No pictures, nothing altered: return the data below.

(Stored entries)
--------------------------------------------------
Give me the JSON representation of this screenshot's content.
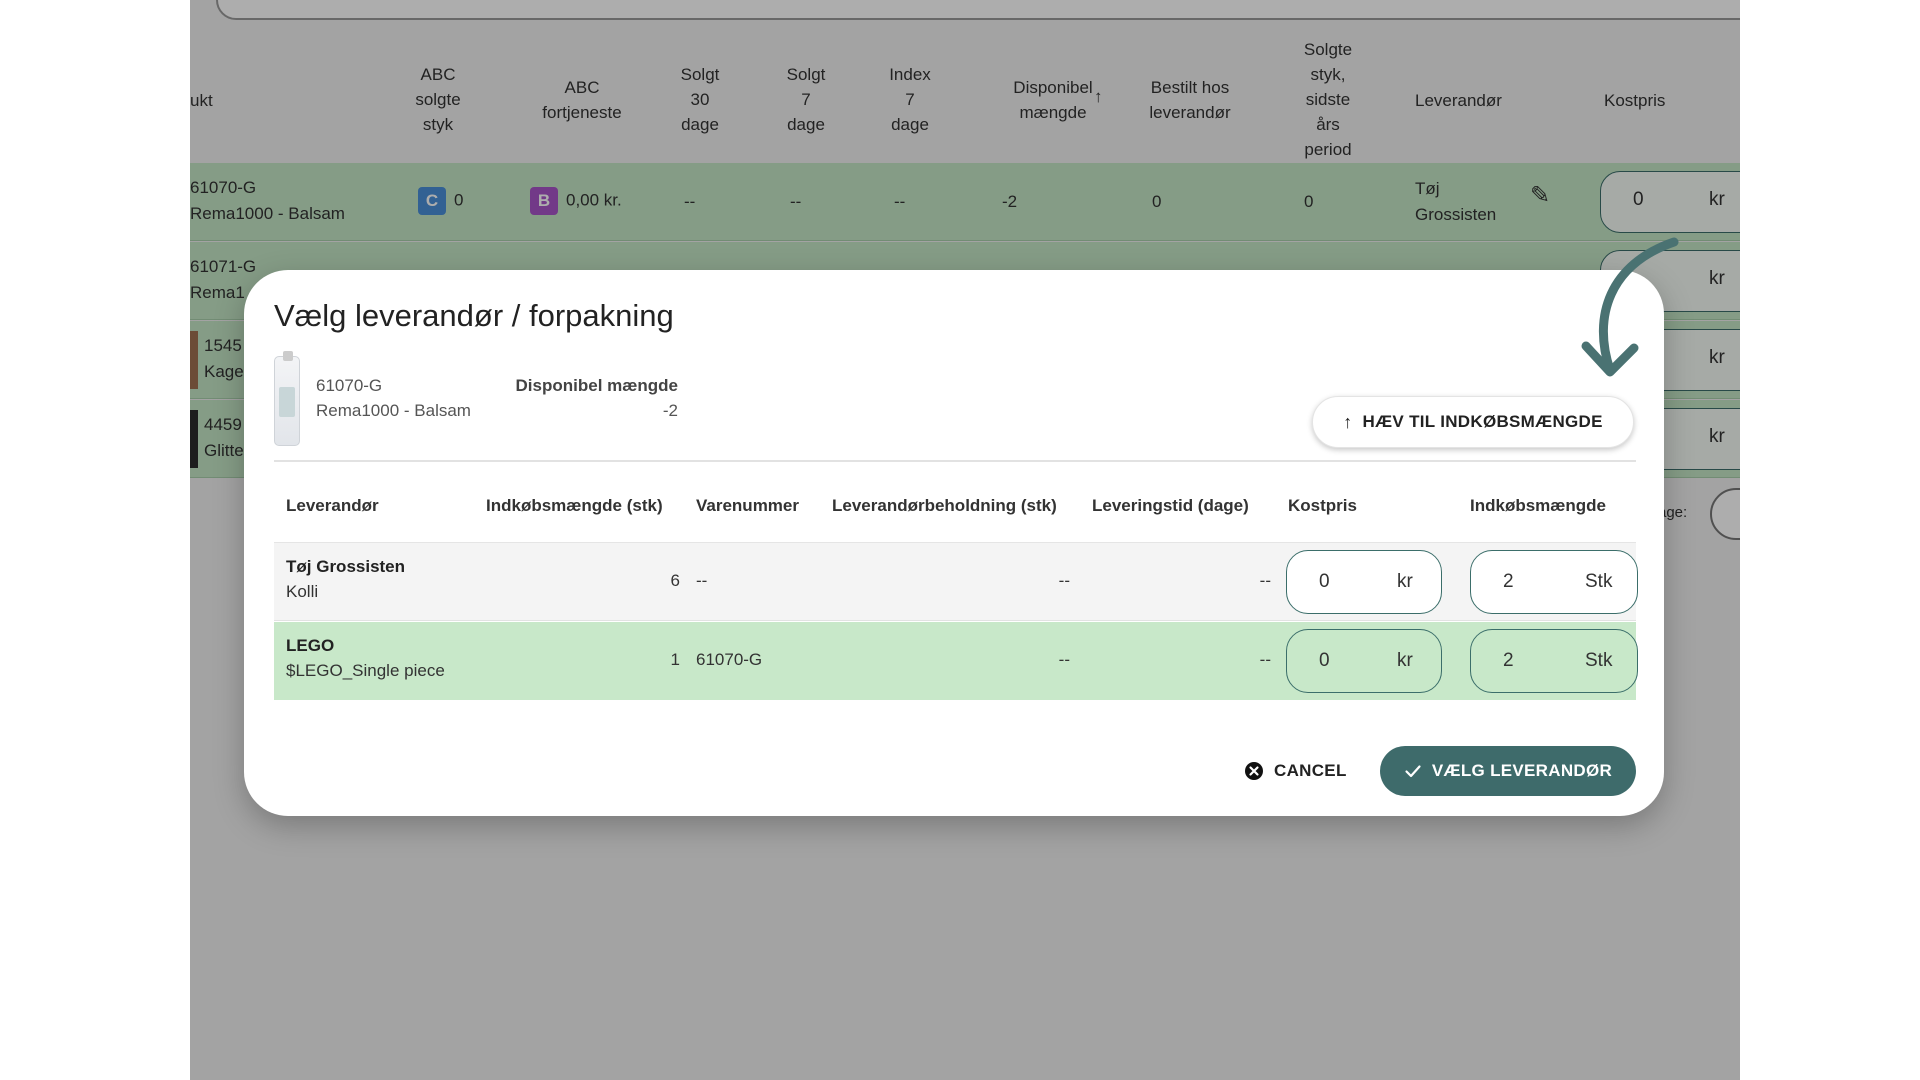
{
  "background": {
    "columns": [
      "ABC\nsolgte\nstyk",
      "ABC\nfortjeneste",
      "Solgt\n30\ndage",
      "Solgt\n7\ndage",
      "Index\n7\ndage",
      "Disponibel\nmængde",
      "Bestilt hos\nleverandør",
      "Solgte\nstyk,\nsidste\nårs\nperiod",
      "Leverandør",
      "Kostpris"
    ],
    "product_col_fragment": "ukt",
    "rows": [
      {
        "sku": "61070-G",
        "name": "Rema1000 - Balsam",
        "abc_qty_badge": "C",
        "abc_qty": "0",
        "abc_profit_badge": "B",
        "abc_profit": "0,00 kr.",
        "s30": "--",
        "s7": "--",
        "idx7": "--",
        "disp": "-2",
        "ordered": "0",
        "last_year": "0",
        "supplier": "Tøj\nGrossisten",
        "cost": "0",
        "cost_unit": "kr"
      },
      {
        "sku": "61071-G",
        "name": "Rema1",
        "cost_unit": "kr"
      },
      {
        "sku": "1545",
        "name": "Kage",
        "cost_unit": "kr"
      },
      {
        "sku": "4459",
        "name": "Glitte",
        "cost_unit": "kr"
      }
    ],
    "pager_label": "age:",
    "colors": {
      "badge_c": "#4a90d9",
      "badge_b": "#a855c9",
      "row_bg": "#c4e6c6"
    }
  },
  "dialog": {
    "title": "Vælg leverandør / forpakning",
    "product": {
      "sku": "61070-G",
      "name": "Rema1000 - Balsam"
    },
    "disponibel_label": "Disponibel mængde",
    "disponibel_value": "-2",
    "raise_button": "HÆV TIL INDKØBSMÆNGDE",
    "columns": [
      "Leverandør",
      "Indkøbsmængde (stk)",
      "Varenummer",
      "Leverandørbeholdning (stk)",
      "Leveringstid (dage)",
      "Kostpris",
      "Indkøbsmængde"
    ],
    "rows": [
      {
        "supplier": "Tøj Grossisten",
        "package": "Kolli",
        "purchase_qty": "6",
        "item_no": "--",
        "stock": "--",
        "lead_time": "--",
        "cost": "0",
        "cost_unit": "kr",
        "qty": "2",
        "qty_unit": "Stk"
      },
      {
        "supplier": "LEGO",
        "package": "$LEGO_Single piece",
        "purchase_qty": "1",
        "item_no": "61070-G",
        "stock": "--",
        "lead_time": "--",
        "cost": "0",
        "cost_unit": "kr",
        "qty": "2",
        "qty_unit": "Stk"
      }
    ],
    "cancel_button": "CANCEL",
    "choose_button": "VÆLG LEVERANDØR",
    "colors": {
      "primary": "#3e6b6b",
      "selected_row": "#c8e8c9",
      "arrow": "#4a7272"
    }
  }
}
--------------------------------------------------
> Written solution
Give me the JSON representation of this screenshot's content.
{
  "background": {
    "columns": [
      "ABC\nsolgte\nstyk",
      "ABC\nfortjeneste",
      "Solgt\n30\ndage",
      "Solgt\n7\ndage",
      "Index\n7\ndage",
      "Disponibel\nmængde",
      "Bestilt hos\nleverandør",
      "Solgte\nstyk,\nsidste\nårs\nperiod",
      "Leverandør",
      "Kostpris"
    ],
    "product_col_fragment": "ukt",
    "rows": [
      {
        "sku": "61070-G",
        "name": "Rema1000 - Balsam",
        "abc_qty_badge": "C",
        "abc_qty": "0",
        "abc_profit_badge": "B",
        "abc_profit": "0,00 kr.",
        "s30": "--",
        "s7": "--",
        "idx7": "--",
        "disp": "-2",
        "ordered": "0",
        "last_year": "0",
        "supplier": "Tøj\nGrossisten",
        "cost": "0",
        "cost_unit": "kr"
      },
      {
        "sku": "61071-G",
        "name": "Rema1",
        "cost_unit": "kr"
      },
      {
        "sku": "1545",
        "name": "Kage",
        "cost_unit": "kr"
      },
      {
        "sku": "4459",
        "name": "Glitte",
        "cost_unit": "kr"
      }
    ],
    "pager_label": "age:",
    "colors": {
      "badge_c": "#4a90d9",
      "badge_b": "#a855c9",
      "row_bg": "#c4e6c6"
    }
  },
  "dialog": {
    "title": "Vælg leverandør / forpakning",
    "product": {
      "sku": "61070-G",
      "name": "Rema1000 - Balsam"
    },
    "disponibel_label": "Disponibel mængde",
    "disponibel_value": "-2",
    "raise_button": "HÆV TIL INDKØBSMÆNGDE",
    "columns": [
      "Leverandør",
      "Indkøbsmængde (stk)",
      "Varenummer",
      "Leverandørbeholdning (stk)",
      "Leveringstid (dage)",
      "Kostpris",
      "Indkøbsmængde"
    ],
    "rows": [
      {
        "supplier": "Tøj Grossisten",
        "package": "Kolli",
        "purchase_qty": "6",
        "item_no": "--",
        "stock": "--",
        "lead_time": "--",
        "cost": "0",
        "cost_unit": "kr",
        "qty": "2",
        "qty_unit": "Stk"
      },
      {
        "supplier": "LEGO",
        "package": "$LEGO_Single piece",
        "purchase_qty": "1",
        "item_no": "61070-G",
        "stock": "--",
        "lead_time": "--",
        "cost": "0",
        "cost_unit": "kr",
        "qty": "2",
        "qty_unit": "Stk"
      }
    ],
    "cancel_button": "CANCEL",
    "choose_button": "VÆLG LEVERANDØR",
    "colors": {
      "primary": "#3e6b6b",
      "selected_row": "#c8e8c9",
      "arrow": "#4a7272"
    }
  }
}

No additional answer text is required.